Paris-based, Argentinean artist Julio Le Parc is a familiar name in Brazil, where he participated in the fourth and ninth editions of the São Paulo Biennial, in 1957 and 1967, and boycotted the 1969 edition over intensifying political repression. Still, a large-scale Brazilian retrospective did not come until 2013, at the now-defunct Casa Daros in Rio de Janeiro. It has now been followed by ‘Form into Action’ at Instituto Tomie Ohtake, which presents works Le Parc produced between 1958 and 2013, ranging from his early geometric studies to light-infused labyrinthine installations.
The exhibition opens with ink and gouache paintings on cardboard: experiments with circles and squares, which create the illusion of a three-dimensional rhythmic movement across a flat surface.
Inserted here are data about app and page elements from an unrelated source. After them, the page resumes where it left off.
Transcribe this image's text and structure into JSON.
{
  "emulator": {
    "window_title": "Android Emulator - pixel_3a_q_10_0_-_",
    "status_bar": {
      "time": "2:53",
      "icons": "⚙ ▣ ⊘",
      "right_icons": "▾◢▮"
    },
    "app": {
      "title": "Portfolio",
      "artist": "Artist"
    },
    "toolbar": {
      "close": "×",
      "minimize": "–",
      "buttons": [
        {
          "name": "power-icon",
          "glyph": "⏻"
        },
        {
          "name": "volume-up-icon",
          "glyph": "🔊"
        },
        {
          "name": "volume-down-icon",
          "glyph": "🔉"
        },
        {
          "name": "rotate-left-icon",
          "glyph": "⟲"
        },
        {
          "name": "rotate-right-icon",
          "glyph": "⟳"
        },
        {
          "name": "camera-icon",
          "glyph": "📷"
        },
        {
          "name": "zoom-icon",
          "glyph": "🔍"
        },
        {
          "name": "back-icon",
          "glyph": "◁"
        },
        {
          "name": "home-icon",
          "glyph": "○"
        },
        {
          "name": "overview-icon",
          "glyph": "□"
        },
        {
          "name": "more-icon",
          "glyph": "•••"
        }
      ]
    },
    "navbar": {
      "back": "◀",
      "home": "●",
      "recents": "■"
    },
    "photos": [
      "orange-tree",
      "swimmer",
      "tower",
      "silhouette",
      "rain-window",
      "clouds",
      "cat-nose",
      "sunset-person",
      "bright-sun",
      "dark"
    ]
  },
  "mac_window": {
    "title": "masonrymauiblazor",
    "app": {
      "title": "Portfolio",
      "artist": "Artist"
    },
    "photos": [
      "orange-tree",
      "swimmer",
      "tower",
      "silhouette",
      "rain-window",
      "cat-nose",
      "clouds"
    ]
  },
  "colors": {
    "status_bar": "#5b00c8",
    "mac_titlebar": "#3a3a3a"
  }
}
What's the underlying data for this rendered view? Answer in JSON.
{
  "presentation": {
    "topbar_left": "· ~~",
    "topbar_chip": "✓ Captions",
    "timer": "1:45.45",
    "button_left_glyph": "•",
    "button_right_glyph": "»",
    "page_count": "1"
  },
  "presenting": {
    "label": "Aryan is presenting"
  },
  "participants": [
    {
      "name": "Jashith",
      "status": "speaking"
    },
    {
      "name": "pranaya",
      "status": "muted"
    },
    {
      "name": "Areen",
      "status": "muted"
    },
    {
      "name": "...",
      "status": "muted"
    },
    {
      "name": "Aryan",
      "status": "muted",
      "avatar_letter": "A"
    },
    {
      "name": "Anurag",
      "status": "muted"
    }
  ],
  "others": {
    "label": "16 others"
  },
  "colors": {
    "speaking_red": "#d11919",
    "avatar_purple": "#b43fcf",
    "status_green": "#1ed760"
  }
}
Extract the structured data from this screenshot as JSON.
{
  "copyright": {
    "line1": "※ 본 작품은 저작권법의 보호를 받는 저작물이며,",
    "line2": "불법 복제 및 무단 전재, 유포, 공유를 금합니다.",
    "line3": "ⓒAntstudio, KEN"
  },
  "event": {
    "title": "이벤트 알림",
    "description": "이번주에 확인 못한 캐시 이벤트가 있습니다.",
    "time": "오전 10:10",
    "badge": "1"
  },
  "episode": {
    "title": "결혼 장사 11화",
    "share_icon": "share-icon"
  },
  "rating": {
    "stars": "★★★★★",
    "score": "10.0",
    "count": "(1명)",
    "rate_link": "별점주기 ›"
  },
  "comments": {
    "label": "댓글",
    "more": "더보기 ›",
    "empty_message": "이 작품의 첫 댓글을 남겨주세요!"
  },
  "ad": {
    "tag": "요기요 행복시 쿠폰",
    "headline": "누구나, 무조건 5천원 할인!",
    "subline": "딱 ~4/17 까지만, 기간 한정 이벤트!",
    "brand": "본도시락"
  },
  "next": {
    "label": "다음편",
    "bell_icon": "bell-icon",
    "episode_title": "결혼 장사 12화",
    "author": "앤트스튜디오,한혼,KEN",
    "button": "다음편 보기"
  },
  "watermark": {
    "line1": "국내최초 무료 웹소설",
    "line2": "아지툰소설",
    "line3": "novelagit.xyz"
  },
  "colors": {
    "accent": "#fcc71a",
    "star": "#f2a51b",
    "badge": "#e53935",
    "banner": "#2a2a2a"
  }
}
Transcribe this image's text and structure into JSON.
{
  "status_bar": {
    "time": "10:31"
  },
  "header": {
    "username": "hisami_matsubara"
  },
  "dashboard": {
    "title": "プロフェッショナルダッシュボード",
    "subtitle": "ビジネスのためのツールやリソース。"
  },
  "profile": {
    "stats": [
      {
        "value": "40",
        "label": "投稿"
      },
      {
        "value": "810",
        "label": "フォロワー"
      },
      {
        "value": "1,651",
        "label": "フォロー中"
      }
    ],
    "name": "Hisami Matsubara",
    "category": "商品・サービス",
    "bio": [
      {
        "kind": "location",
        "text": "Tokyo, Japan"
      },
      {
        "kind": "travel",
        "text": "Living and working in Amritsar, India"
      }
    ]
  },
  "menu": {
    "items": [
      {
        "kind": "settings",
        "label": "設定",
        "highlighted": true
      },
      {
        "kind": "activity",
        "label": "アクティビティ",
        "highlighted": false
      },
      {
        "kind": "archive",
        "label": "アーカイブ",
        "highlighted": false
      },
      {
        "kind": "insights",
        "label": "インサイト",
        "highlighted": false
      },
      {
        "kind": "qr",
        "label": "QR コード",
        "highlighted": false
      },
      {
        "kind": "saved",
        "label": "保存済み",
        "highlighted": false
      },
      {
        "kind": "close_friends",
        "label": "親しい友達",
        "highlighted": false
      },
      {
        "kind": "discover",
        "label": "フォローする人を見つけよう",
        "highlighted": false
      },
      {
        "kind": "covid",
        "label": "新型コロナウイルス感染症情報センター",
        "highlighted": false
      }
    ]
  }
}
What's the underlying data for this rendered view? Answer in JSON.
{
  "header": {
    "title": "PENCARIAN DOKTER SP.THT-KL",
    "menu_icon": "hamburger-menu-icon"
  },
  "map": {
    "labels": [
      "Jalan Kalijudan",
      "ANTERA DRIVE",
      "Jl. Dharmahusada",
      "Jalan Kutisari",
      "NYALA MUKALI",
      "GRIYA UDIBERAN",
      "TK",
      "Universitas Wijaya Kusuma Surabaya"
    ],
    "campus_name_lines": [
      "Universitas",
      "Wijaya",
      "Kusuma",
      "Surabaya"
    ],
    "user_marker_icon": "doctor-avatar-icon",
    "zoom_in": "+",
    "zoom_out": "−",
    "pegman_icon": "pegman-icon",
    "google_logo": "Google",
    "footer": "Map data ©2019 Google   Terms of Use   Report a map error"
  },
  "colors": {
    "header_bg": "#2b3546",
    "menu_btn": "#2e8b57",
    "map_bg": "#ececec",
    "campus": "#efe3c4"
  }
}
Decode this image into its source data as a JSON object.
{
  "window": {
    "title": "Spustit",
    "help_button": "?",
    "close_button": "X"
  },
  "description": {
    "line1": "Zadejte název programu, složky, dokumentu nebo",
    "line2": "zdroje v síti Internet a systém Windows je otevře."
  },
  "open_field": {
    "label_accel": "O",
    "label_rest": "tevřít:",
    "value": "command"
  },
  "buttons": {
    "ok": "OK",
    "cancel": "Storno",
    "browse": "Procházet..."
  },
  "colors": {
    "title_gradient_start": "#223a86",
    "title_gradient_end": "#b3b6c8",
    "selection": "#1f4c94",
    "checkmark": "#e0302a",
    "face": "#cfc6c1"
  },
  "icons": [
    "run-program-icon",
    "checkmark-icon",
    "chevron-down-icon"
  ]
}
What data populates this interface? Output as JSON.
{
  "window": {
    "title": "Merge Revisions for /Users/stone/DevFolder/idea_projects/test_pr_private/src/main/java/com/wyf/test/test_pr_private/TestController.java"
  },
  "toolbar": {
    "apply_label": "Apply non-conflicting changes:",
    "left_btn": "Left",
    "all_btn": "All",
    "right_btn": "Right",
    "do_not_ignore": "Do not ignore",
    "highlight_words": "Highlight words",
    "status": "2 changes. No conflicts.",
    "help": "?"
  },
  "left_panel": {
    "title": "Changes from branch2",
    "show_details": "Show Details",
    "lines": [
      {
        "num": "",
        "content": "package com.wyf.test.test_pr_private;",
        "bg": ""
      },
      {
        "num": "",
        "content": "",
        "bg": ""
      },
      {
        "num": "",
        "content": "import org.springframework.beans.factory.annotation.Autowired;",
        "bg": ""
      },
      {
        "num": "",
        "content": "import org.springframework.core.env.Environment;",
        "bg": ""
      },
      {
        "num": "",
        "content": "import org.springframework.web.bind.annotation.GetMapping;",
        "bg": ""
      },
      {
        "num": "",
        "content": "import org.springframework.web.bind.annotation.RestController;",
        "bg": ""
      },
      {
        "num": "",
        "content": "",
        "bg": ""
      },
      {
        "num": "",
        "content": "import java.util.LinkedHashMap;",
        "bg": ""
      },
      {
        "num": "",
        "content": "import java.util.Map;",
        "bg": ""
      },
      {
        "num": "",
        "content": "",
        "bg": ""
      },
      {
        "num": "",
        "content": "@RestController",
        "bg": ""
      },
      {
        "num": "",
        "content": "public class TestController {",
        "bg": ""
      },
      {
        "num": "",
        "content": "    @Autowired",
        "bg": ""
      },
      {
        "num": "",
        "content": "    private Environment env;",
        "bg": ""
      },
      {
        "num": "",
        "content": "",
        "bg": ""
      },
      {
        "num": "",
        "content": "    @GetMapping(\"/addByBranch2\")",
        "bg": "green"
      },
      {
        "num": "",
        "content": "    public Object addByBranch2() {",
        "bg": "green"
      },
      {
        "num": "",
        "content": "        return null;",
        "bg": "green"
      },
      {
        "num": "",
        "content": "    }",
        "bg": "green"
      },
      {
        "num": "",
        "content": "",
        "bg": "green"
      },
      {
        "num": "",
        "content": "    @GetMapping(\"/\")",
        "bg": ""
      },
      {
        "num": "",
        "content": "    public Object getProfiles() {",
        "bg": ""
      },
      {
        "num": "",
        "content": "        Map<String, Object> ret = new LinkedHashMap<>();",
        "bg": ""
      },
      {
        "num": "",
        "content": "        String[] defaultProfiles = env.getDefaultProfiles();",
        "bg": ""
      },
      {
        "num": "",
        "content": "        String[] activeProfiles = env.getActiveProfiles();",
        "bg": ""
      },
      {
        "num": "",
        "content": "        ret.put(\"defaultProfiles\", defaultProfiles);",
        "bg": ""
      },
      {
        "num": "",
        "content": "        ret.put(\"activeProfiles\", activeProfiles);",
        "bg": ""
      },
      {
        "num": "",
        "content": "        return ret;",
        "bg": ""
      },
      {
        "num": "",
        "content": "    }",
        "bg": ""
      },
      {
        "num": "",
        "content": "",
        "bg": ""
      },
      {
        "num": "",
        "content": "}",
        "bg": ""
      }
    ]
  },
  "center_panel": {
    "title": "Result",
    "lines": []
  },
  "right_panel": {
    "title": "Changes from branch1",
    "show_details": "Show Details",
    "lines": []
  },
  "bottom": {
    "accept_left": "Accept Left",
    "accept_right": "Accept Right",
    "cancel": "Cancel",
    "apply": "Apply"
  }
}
The shapes in No.9, Development of Circles and Squares (1959), for example, toy with states of perceptual transition and confers on the viewer a kind of hallucinatory semi-authorship by appearing to shift in ways that vary from eye to eye.
In a dark, chapel-like gallery, Le Parc’s 1974 magnum opus, Long March, comprises 10 canvases painted with 14 colours in meandering stripes that allow for the widest possible chromatic variation. The stripes seem to float on their supports, hung in an illuminated curve, to transcendental effect. The following galleries affirm Le Parc’s status as a pioneer of kinetic art, with works such as Projected Circle (1968) and Continuous Light on Ceiling (1963): a constellation of mirror fragments suspended from the ceiling, reflecting light in endlessly shifting patterns.
In the exhibition’s final gallery – a so-called ‘game room’ – visitors are invited to engage with three interactive sculptures, and create a distorted self-portrait by activating a vibrating mirror (Mirror in Vibration, 1965), press buttons to flip ping pong balls in horizontal and wall-mounted cases (‘Set of Games with Ping Pong Balls’, 1965–2016), or switch on a fan with white ribbons flying in its breeze (Ribbons in the Wind, 1988). These works are paired with Investigation Game: Twelve Glasses for Another Vision (1966): coloured plastic eyewear with mounted mirrors that entrance their wearer with abstract, geometrical projections, recalling Lygia Clark’s later Diálogo: Óculos (Dialogue: Goggles, 1968). While Clark’s work was meant to be experienced in pairs, Le Parc’s spectacles are a solitary pleasure. This distinction hints at a curatorial impasse. The exhibition’s curator, Estrellita B. Brodsky, has framed Le Parc’s legacy as the forerunner of relational aesthetics; but, while the artist’s sculptures rightfully dismantle the static, autonomous status of the art object by requiring audience interaction, that interaction is prescribed by the simple interface of a push-button. The political, collectivist implications of Le Parc’s work remain veiled here, given the absence of his important writing on the realities of artistic practice and political upheaval in Latin America between 1960 and 1980 – though several texts have been reproduced in an accompanying catalogue.
In parallel to ‘Form into Action’, Galeria Nara Roesler has mounted ‘9+3+RV’, an exhibition of nine recent paintings, three sculptures and a virtual-reality environment produced by the artist in collaboration with his son, Juan Le Parc. The paintings recall the preparatory drawings for Le Parc’s ‘Alchemy’ series (begun in 1988), some of which appear at Instituto Tomie Ohtake. In these later paintings, completed between 2016 and 2017, the colourful magazines of a paint gun – released in spirals, circles and triangles on canvases primed with black – create pointillist Platonic shapes that appear to float in outer space. The juxtaposition of bright hues with a dark background creates a sense of dissolution that climaxes in the VR animation, Virtual Alchemy (2016). Geometric forms – cubes, disks and columns – composed of differently sized ‘tropical snowballs’ in the artist’s hallmark 14 colours, fly towards your immersed eyeballs, inducing vertigo. With his VR work, Le Parc – an instigator of the light and kinetic experiments of the 1960s – succeeds at transmitting his paintings into simulated space.
Main image: Installation view, Julio Le Parc, Instituto Tomie Ohtake, São Paulo, Brazil. Courtesy: Instituto Tomie Ohtake, São Paulo
First published in Issue 193